The count of lines below that include the string "true" is the whole answer; write it alone.

Excerpts from an interface dataset
"""
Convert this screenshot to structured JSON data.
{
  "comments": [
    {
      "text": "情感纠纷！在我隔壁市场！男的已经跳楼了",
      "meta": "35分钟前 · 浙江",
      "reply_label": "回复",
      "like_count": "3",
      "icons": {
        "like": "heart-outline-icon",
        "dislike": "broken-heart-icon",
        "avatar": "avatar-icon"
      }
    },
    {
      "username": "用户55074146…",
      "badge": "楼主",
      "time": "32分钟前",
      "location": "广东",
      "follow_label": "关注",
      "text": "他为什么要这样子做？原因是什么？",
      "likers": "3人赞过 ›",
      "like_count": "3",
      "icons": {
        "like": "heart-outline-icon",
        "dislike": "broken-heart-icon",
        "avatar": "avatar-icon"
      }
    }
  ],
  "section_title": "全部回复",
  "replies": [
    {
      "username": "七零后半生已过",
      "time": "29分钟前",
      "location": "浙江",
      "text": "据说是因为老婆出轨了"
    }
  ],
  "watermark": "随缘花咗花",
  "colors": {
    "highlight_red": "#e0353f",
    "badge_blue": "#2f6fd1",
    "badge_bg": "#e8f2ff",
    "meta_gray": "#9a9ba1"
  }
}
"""
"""
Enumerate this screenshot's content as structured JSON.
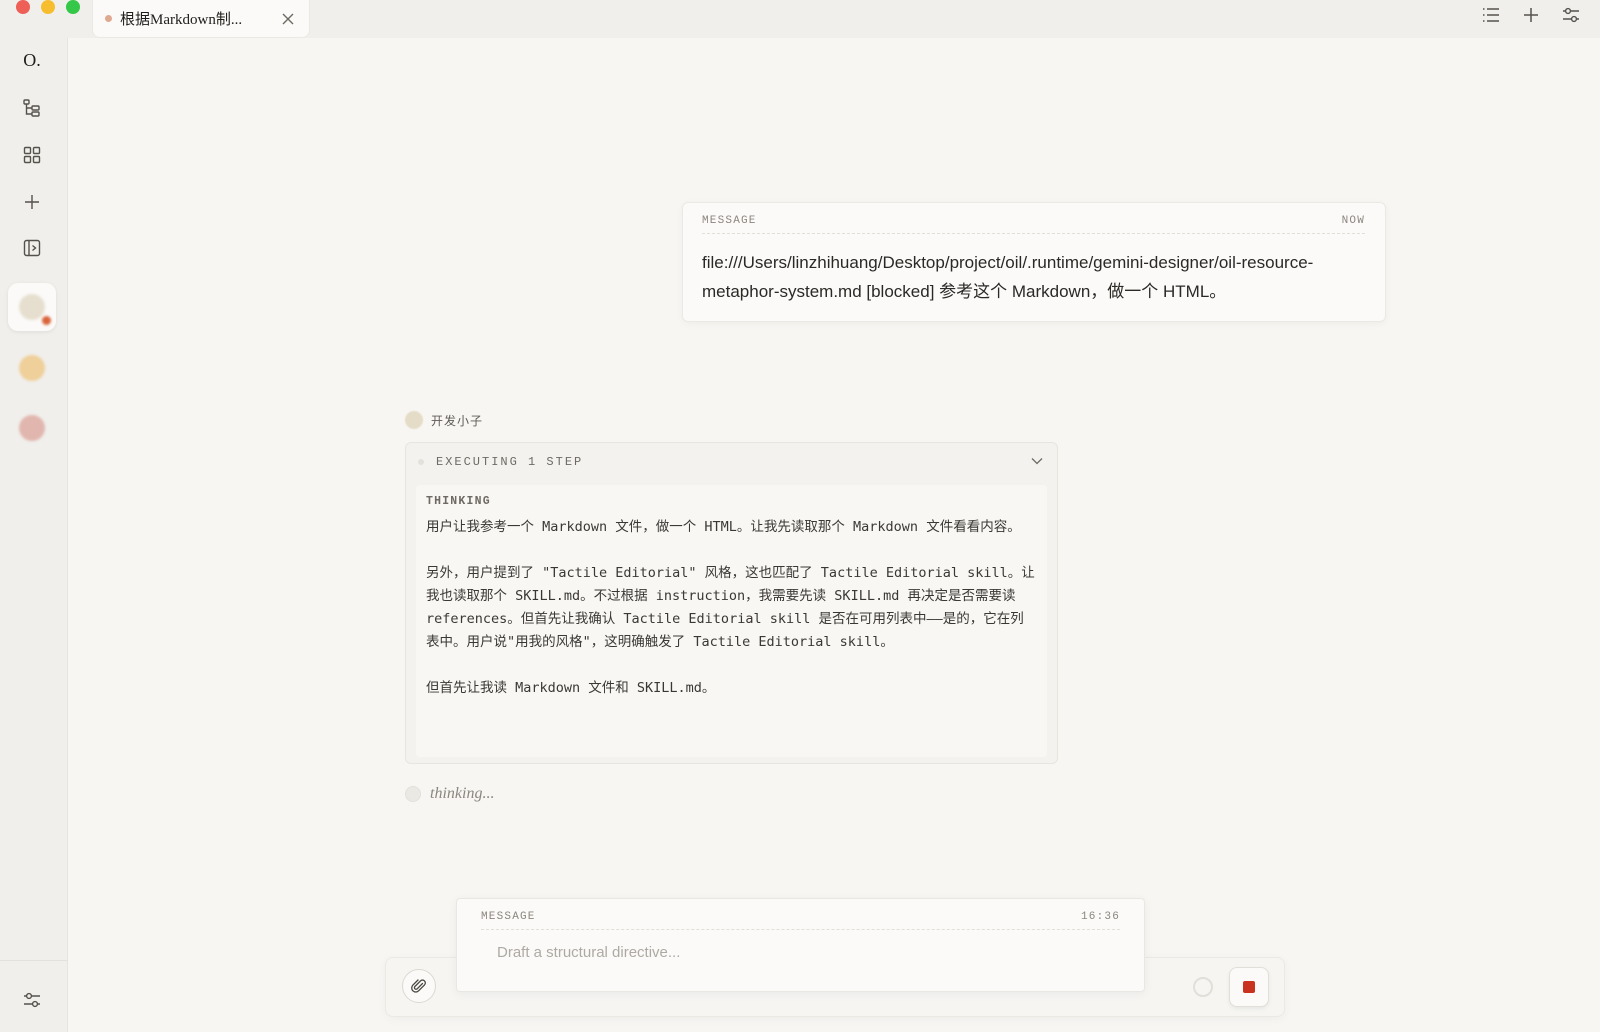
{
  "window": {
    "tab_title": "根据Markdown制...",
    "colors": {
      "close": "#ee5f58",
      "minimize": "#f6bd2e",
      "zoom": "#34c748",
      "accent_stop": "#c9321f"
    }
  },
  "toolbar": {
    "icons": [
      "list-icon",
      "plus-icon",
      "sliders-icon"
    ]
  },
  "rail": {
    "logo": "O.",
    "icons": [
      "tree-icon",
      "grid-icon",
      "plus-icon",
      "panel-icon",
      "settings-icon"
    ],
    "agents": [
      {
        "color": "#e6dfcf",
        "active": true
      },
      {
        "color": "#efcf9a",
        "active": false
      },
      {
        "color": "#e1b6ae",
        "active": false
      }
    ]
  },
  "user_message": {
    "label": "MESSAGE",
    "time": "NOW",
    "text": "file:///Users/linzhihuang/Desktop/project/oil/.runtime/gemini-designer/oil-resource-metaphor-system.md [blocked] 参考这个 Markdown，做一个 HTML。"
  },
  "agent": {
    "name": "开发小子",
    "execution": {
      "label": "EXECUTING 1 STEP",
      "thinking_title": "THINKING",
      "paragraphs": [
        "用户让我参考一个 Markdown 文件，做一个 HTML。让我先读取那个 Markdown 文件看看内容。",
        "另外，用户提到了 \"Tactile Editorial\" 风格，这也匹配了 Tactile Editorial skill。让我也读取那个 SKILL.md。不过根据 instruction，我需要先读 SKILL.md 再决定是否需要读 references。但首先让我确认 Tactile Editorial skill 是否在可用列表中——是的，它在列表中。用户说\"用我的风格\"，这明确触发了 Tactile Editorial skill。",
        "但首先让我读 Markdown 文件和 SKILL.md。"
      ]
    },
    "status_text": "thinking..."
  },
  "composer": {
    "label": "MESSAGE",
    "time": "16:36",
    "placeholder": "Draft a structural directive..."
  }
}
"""
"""
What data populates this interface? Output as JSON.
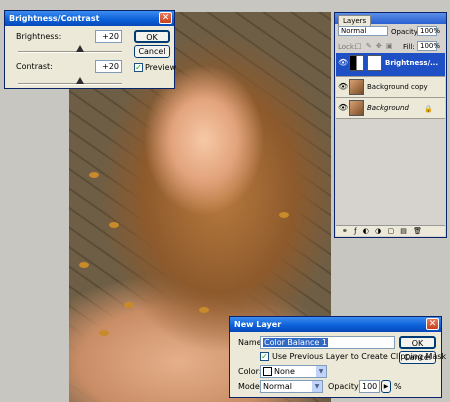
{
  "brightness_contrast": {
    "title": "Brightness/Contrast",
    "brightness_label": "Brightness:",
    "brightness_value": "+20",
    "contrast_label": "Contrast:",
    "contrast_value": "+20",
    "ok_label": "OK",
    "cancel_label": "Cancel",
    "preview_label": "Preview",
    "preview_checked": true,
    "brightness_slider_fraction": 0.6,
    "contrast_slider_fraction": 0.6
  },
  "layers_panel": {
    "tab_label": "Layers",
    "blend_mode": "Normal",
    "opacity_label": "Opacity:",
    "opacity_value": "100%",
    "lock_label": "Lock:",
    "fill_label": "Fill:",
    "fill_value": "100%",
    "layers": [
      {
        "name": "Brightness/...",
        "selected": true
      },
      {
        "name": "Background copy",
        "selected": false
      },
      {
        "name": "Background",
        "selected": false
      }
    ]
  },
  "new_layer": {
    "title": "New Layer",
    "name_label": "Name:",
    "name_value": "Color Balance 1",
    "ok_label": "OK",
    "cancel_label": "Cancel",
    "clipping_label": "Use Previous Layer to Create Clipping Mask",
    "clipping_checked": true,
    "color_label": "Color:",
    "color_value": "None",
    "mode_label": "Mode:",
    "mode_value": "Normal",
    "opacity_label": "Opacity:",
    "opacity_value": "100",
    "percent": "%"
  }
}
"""
[Expected answer]:
4